● Requirement
Return every line of the entries that includes the word "your".
═════ Input records
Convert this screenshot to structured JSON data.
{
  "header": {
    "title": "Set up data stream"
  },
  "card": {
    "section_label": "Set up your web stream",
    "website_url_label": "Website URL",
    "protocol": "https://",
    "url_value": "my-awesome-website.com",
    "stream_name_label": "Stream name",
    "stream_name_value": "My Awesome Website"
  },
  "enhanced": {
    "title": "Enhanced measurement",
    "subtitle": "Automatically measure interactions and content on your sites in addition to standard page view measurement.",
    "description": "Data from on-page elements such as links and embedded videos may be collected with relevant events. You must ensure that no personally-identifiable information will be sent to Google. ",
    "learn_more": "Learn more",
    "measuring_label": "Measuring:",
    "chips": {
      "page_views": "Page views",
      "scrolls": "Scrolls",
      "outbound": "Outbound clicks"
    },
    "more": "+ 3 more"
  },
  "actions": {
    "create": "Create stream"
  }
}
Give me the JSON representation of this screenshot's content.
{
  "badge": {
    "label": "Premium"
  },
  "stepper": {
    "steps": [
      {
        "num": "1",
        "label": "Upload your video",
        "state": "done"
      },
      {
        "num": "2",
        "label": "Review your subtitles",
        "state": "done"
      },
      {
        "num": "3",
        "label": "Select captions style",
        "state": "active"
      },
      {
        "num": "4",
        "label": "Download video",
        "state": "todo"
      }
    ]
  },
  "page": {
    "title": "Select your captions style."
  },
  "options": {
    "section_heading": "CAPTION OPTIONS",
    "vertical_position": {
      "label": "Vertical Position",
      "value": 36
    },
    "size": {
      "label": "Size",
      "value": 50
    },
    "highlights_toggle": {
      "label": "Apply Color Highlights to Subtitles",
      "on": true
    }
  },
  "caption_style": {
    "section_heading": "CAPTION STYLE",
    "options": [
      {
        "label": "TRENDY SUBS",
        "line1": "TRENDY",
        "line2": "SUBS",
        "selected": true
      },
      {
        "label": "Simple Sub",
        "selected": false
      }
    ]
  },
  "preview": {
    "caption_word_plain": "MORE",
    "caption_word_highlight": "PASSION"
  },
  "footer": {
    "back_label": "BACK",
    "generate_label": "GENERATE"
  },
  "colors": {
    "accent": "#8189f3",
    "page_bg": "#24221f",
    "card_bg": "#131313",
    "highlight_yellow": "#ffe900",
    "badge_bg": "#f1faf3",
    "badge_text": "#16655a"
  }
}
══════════
● Solution below
    "section_label": "Set up your web stream",
    "subtitle": "Automatically measure interactions and content on your sites in addition to standard page view measurement.",
        "label": "Upload your video",
        "label": "Review your subtitles",
    "title": "Select your captions style."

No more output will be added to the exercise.